If/Then

imagesFour men with a skin disease were at the entrance to the gate. They said to each other, “Why just sit here until we die? If we say, ‘Let’s go into the city,’ we will die there because the famine is in the city, but if we sit here, we will also die. So now, come on. Let’s go to the Arameans’ camp. If they let us live, we will live; if they kill us, we will die.” (2 Kings 7:3-4)

If/then, if/then.

It can paralyze us.

It reminds me of Tevye in Fiddler on the Roof: “On the other hand…on the other hand…but there is no other hand.” We can’t possibly consider all the possibilities. Even the ones we’re fairly certain about will likely shift about in reality. We can’t let the unknown paralyze us, because to be honest, there is a lot that is unknown. We’ve persevered through much unknown, and we’ve survived.

It’s not that we set all if/thens aside, refusing to consider consequences. Evaluation and discernment is essential to forward motion in life, but that’s the point: next steps instead of digging holes that keep us where we are.

If/then assumes a “then,” a “next.” If/then looks into, considers, and can move us into the future. Next steps always involve some sort of faith. Make it sound faith.

This Week’s 7: The Beauty of Creepy-Crawlies

Insects might not be your favorite buddies with whom to live, but God certainly created them with beauty and wonder. Enjoy these images of God’s creation and appreciate the detail with which he creates!

 

 

 

 

 

 

 

Each Sunday on the Pure Purpose blog, I feature This Week’s 7, a simple list about an everyday topic, giving you ideas and encouragement.
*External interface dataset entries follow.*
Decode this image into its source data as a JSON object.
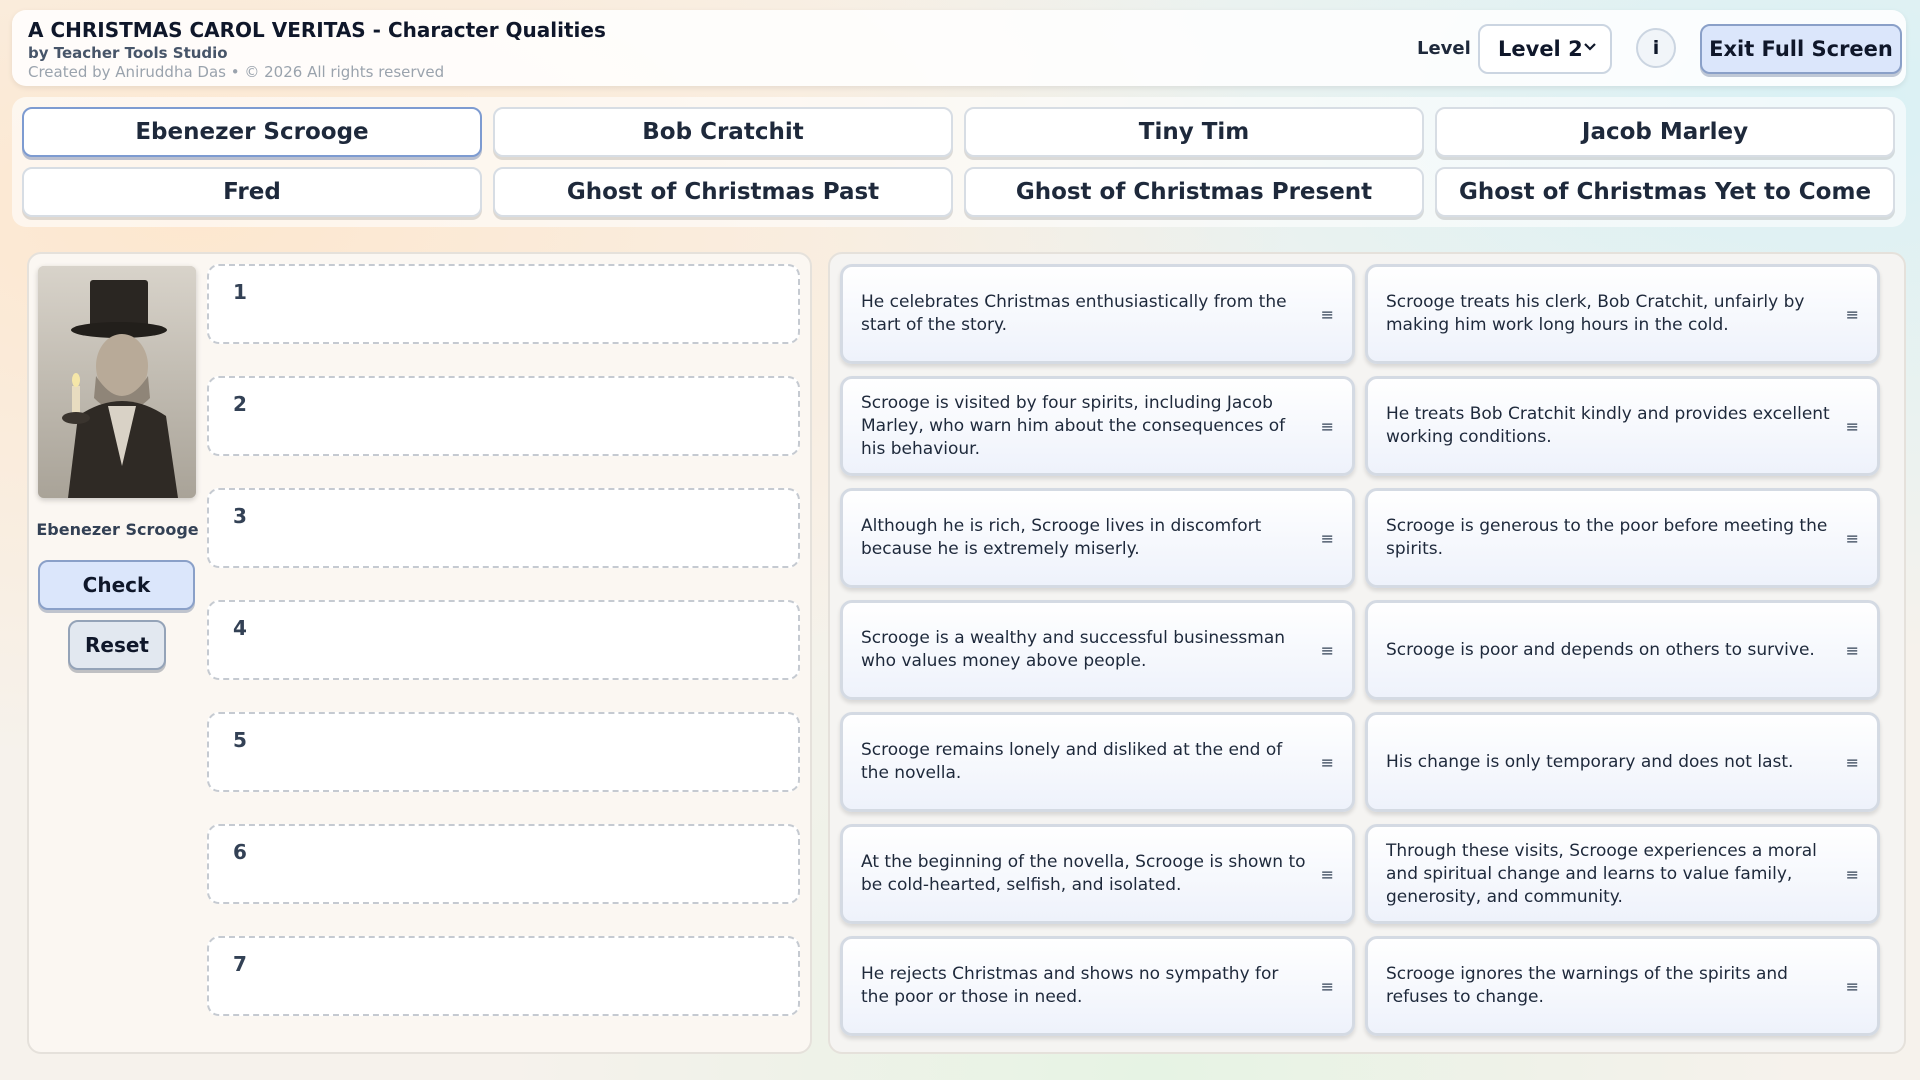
{
  "header": {
    "title": "A CHRISTMAS CAROL VERITAS - Character Qualities",
    "byline": "by Teacher Tools Studio",
    "credit": "Created by Aniruddha Das • © 2026 All rights reserved",
    "level_label": "Level",
    "level_value": "Level 2",
    "info_label": "i",
    "exit_label": "Exit Full Screen"
  },
  "tabs": [
    {
      "label": "Ebenezer Scrooge",
      "active": true
    },
    {
      "label": "Bob Cratchit"
    },
    {
      "label": "Tiny Tim"
    },
    {
      "label": "Jacob Marley"
    },
    {
      "label": "Fred"
    },
    {
      "label": "Ghost of Christmas Past"
    },
    {
      "label": "Ghost of Christmas Present"
    },
    {
      "label": "Ghost of Christmas Yet to Come"
    }
  ],
  "character": {
    "name": "Ebenezer Scrooge",
    "check_label": "Check",
    "reset_label": "Reset"
  },
  "slots": [
    "1",
    "2",
    "3",
    "4",
    "5",
    "6",
    "7"
  ],
  "cards": [
    "He celebrates Christmas enthusiastically from the start of the story.",
    "Scrooge treats his clerk, Bob Cratchit, unfairly by making him work long hours in the cold.",
    "Scrooge is visited by four spirits, including Jacob Marley, who warn him about the consequences of his behaviour.",
    "He treats Bob Cratchit kindly and provides excellent working conditions.",
    "Although he is rich, Scrooge lives in discomfort because he is extremely miserly.",
    "Scrooge is generous to the poor before meeting the spirits.",
    "Scrooge is a wealthy and successful businessman who values money above people.",
    "Scrooge is poor and depends on others to survive.",
    "Scrooge remains lonely and disliked at the end of the novella.",
    "His change is only temporary and does not last.",
    "At the beginning of the novella, Scrooge is shown to be cold-hearted, selfish, and isolated.",
    "Through these visits, Scrooge experiences a moral and spiritual change and learns to value family, generosity, and community.",
    "He rejects Christmas and shows no sympathy for the poor or those in need.",
    "Scrooge ignores the warnings of the spirits and refuses to change."
  ],
  "icons": {
    "drag_handle": "≡",
    "chevron": "⌄"
  },
  "colors": {
    "accent_button": "#dbe6fb",
    "active_tab_border": "#7d9bd1"
  }
}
Thanks for joining me today!

Obstruction

When I was young and travelled to St. Louis on Interstate 55, I’d strain to see from how far away I could see the Arch. My sisters and I would often have contests, and while they might have had height advantage, I sat in the middle – usually not the preferred seat – which gave me a less obstructed view out the front windshield.

When I travelled on a school bus for a field trip, shouts of “I see it!” rang out long before the Arch was visible. Once the Arch was actually in view, most strained to see it, so they could join in the chorus. There were usually several who were experiencing the sight for the first time.

The Arch is an architectural feat. It reflects the sunlight, clouds, water, and buildings with vibrancy. It stands as the tallest national monument, and it’s as wide as it is tall. Building from both sides, the margin of error was 1/64th of an inch for the two legs to meet at the top. And that’s before computer technology! And yet, it wasn’t all the facts that made me, as a child, anticipate the sight of the Arch. It was something about seeing something much bigger than me. Something I knew was going to be there. A marker to remind me where I was.

I still anticipate seeing the Arch, but it’s not nearly as joy-filled…not because I’m older but because it’s more difficult to see. Where my eyes are trained to scan and search for a glimpse of the Arch is now filled with garbage…literally. Apparently, someone thought the otherwise unused land in Madison County would be a great place for a landfill to accomodate the St. Louis area trash. A landfill that now stands over 170-feet, taller than nearby Cahokia Mounds’ Monks Mound, the tallest remaining unearthed structure north of Mexico.

The landfill isn’t as tall as the Arch…but it obscures all but the very top of the Arch until I pass the sprawling landfill. The Arch is a structure of wonder. The landfull is a pile of mess. The Arch is solid. It’s a place people can visit and  marvel. The landfill is off limits to unauthorized personnel because of it’s instability. Of course, I’m not sure who would want to visit except the hoards of birds that swoop in for their treasures.

I didn’t notice the landfill until it obscured my view of the Arch. Now as I approach St. Louis, instead of anticipating the sight of the Arch and considering and appreciating the scope of it, I see a massive pile of earth-covered junk. I think of wastefulness, greed, materialism, gluttony, selfishness…

I consider all the things that I let pile up, often trying to bury them somewhere I won’t notice them much. I consider how as I bury my junk, the pile grows. And it obscures the view of something more beautiful and awe-inspiring. My eyes might be trained to watch for and appreciate God in my life, but how are my daily habits affecting my view?

How are your daily habits affecting your relationship with God?

And how blessed all those in whom you live,
      whose lives become roads you travel;
   They wind through lonesome valleys, come upon brooks,
      discover cool springs and pools brimming with rain!
   God-traveled, these roads curve up the mountain, and
      at the last turn—Zion! God in full view!
Psalm 84:5-7 (The Message)